When you call Governor Ned Lamont’s constituent services line, you are offered the opportunity to transfer to 211, the state information line, or to send an email to his office. There’s no one to answer the phone and you can’t leave a voice message to register your suggestion or complaint.
“He needs to understand what people are feeling in that situation,” Hartford Activist Gannon Long said, talking about the unemployment crisis. “You know poverty is an urgent issue. When you have to choose between prioritizing the limited resources you have.”
Long has been trying to call the governor’s office to express her concerns but has been unable to leave a message.
“It’s 2020. I think there’s a lot of different ways to get in touch with people," she said.
She said it's reasonable within a week or two of you contacting your government to get a response.
Max Reiss, Lamont’s communications director, said when the pandemic hit, calls were forwarded to the joint information center and to 211, as just about every single call that came in was COVID-related.
As that begins to change, the office is beginning to catch up.
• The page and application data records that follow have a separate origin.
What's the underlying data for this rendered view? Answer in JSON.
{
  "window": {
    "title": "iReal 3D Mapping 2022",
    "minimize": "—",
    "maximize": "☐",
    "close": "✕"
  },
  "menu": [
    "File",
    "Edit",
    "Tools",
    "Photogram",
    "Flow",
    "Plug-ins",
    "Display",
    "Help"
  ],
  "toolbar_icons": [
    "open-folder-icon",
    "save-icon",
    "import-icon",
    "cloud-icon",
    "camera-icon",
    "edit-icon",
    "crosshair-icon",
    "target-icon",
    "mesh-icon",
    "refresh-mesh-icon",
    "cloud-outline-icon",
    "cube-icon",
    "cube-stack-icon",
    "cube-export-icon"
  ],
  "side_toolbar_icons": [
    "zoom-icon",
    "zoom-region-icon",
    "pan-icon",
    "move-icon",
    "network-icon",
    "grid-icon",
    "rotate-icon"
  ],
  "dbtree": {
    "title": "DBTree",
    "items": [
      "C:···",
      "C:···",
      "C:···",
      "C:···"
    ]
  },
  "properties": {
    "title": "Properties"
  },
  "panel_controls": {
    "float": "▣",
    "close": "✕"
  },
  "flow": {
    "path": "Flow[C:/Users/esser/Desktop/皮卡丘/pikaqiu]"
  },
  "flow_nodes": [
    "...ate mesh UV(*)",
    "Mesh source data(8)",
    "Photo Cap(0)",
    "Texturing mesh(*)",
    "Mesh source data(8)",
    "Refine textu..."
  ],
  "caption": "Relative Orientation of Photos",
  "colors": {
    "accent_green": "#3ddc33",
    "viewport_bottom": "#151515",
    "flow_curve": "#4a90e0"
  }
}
In a statement, Reiss said: “In the last ten days, we have caught up on both email and regular mail. Over the course of the pandemic, we have responded to thousands of emails from constituents directly from our office, and that has accelerated in the past two weeks. We’re in the process and planning phase of making the office more nimble for the next possible wave, to ensure we’re as responsible as possible to our constituents.”